What is bulimia nervosa?
Bulimia nervosa is an eating disorder and a mental health condition.
Signs and symptoms of bulimia nervosa
People with bulimia nervosa are often close to a normal body weight or even overweight. And it's common for them to try to keep their condition a secret. This means that bulimia nervosa can be hard to spot.
General signs and symptoms of bulimia nervosa include:
- binge-eating or eating a larger amount of food than normal - you might notice food going missing
- purging after eating - this might include self-induced vomiting, over-exercising or taking laxatives
- having negative thoughts about body weight and body shape.
People with bulimia nervosa might also talk a lot about body weight and body shape, and always go to the toilet after meals. They often feel out of control, guilty and ashamed.
Physical signs and symptoms of bulimia nervosa include:
- swollen or puffy cheeks
- discoloured or damaged teeth or gums
- sores on the knuckles and back of hands
- frequent changes in weight (weight gain or weight loss)
- loss of menstrual periods or irregular menstrual periods.
The long-term consequences of bulimia nervosa can be severe and include:
- damage to the teeth, gums, mouth and oesophagus
- problems with the heart and kidneys
- a higher risk of suicide.
What to do if you notice the signs of bulimia nervosa
If you notice that your child has changed eating habits, mood and behaviour, particularly in relation to food, you need to talk with your child and a health professional as soon as you can.
It's best to keep your conversations with your child calm and non-judgmental. Emphasise your concerns about your child's health and wellbeing, not your child's weight and appearance.
If you're not sure how to talk with your child about these issues, you could first visit your GP or a mental health professional and ask for help. You can also contact the Butterfly Foundation by calling the free national helpline on 1800 334 673, or using email or webchat.
Early assessment and help from a health professional can stop problem eating turning into an eating disorder. It might be easier to get your child to see a health professional now than later on. If you step in early, you might be able to save your child from intensive treatment and a very long recovery time.
Diagnosing bulimia nervosa
If your GP thinks your child might have bulimia nervosa, the GP will do a full physical examination. This might include things like a blood test, a urine test or an ECG. The GP will also talk with your child about eating behaviour, habits and thoughts.
The GP might then refer your child to a specialist service to confirm your child has bulimia nervosa and recommend appropriate treatment.
Treatments for bulimia nervosa
There is no single treatment that will work for all cases of bulimia nervosa. Treating bulimia nervosa requires a team of health professionals who have expertise in different areas.
Doctors will prescribe different treatment plans for different children, depending on age, the stage of the illness, the type and severity of the bulimia, the underlying causes and many other factors.
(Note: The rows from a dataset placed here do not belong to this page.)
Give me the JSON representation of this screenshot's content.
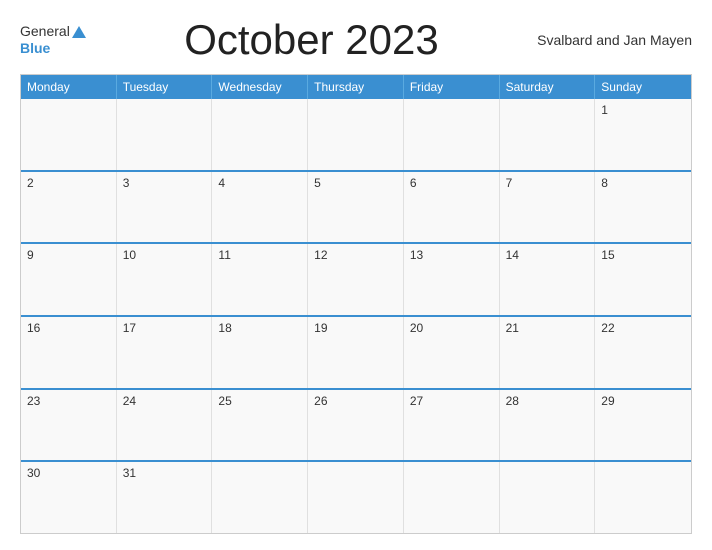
{
  "header": {
    "title": "October 2023",
    "region": "Svalbard and Jan Mayen",
    "logo_general": "General",
    "logo_blue": "Blue"
  },
  "calendar": {
    "days_of_week": [
      "Monday",
      "Tuesday",
      "Wednesday",
      "Thursday",
      "Friday",
      "Saturday",
      "Sunday"
    ],
    "weeks": [
      [
        {
          "day": "",
          "empty": true
        },
        {
          "day": "",
          "empty": true
        },
        {
          "day": "",
          "empty": true
        },
        {
          "day": "",
          "empty": true
        },
        {
          "day": "",
          "empty": true
        },
        {
          "day": "",
          "empty": true
        },
        {
          "day": "1",
          "empty": false
        }
      ],
      [
        {
          "day": "2",
          "empty": false
        },
        {
          "day": "3",
          "empty": false
        },
        {
          "day": "4",
          "empty": false
        },
        {
          "day": "5",
          "empty": false
        },
        {
          "day": "6",
          "empty": false
        },
        {
          "day": "7",
          "empty": false
        },
        {
          "day": "8",
          "empty": false
        }
      ],
      [
        {
          "day": "9",
          "empty": false
        },
        {
          "day": "10",
          "empty": false
        },
        {
          "day": "11",
          "empty": false
        },
        {
          "day": "12",
          "empty": false
        },
        {
          "day": "13",
          "empty": false
        },
        {
          "day": "14",
          "empty": false
        },
        {
          "day": "15",
          "empty": false
        }
      ],
      [
        {
          "day": "16",
          "empty": false
        },
        {
          "day": "17",
          "empty": false
        },
        {
          "day": "18",
          "empty": false
        },
        {
          "day": "19",
          "empty": false
        },
        {
          "day": "20",
          "empty": false
        },
        {
          "day": "21",
          "empty": false
        },
        {
          "day": "22",
          "empty": false
        }
      ],
      [
        {
          "day": "23",
          "empty": false
        },
        {
          "day": "24",
          "empty": false
        },
        {
          "day": "25",
          "empty": false
        },
        {
          "day": "26",
          "empty": false
        },
        {
          "day": "27",
          "empty": false
        },
        {
          "day": "28",
          "empty": false
        },
        {
          "day": "29",
          "empty": false
        }
      ],
      [
        {
          "day": "30",
          "empty": false
        },
        {
          "day": "31",
          "empty": false
        },
        {
          "day": "",
          "empty": true
        },
        {
          "day": "",
          "empty": true
        },
        {
          "day": "",
          "empty": true
        },
        {
          "day": "",
          "empty": true
        },
        {
          "day": "",
          "empty": true
        }
      ]
    ]
  }
}
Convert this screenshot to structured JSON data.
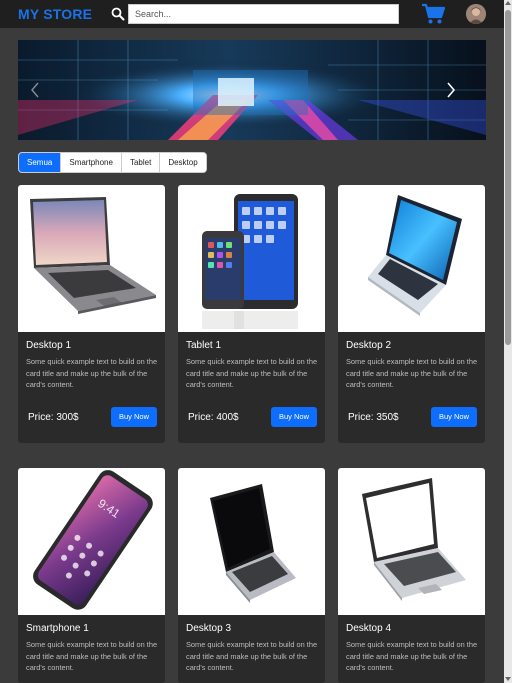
{
  "navbar": {
    "brand": "MY STORE",
    "search_placeholder": "Search...",
    "search_icon": "search-icon",
    "cart_icon": "cart-icon",
    "avatar_icon": "avatar"
  },
  "carousel": {
    "prev_icon": "chevron-left-icon",
    "next_icon": "chevron-right-icon"
  },
  "filters": [
    "Semua",
    "Smartphone",
    "Tablet",
    "Desktop"
  ],
  "active_filter": "Semua",
  "products": [
    {
      "title": "Desktop 1",
      "text": "Some quick example text to build on the card title and make up the bulk of the card's content.",
      "price": "Price: 300$",
      "button": "Buy Now"
    },
    {
      "title": "Tablet 1",
      "text": "Some quick example text to build on the card title and make up the bulk of the card's content.",
      "price": "Price: 400$",
      "button": "Buy Now"
    },
    {
      "title": "Desktop 2",
      "text": "Some quick example text to build on the card title and make up the bulk of the card's content.",
      "price": "Price: 350$",
      "button": "Buy Now"
    },
    {
      "title": "Smartphone 1",
      "text": "Some quick example text to build on the card title and make up the bulk of the card's content.",
      "price": "",
      "button": ""
    },
    {
      "title": "Desktop 3",
      "text": "Some quick example text to build on the card title and make up the bulk of the card's content.",
      "price": "",
      "button": ""
    },
    {
      "title": "Desktop 4",
      "text": "Some quick example text to build on the card title and make up the bulk of the card's content.",
      "price": "",
      "button": ""
    }
  ],
  "colors": {
    "accent": "#0d6efd",
    "brand": "#1a73e8",
    "background": "#3b3b3b",
    "card": "#2a2a2a"
  }
}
If your child has bulimia nervosa, he might need psychological therapy. This kind of therapy might include:
- one-on-one sessions with a psychologist or therapist
- group therapy - working with a group of people who also have eating disorders
- family therapy - having the whole family or part of the family come in and work with a psychologist or therapist.
Selective serotonin reuptake inhibitors (SSRIs) are antidepressant medications that are sometimes used in the treatment of bulimia nervosa. The most commonly prescribed SSRI for bulimia nervosa is fluoxetine (Prozac).
If your child has depression or anxiety as well as bulimia nervosa, there are some medications that might help treat these conditions.
Sometimes a child with bulimia nervosa might need to go to hospital to be treated for the physical effects of the disorder. This will depend on the child's weight, symptoms and other health issues.
Hospital treatment usually focuses on providing support at regular mealtimes to encourage children to eat healthy food and gain weight. It might also involve close supervision to help prevent purging. Children might be given fluids and medication to treat dehydration and electrolyte imbalances.
With treatment, people can recover from bulimia nervosa, but it's also possible to relapse. If you notice that your child is showing the symptoms of bulimia again, see your doctor as soon as possible.
Causes of bulimia nervosa
There is no single cause of bulimia nervosa. But there are some factors that can put children and teenagers at higher risk for bulimia nervosa.
These risk factors include:
- low self-esteem
- concerns about weight and body image
- a history of trauma or abuse
- gender - girls are at higher risk than boys
- a family history of bulimia nervosa.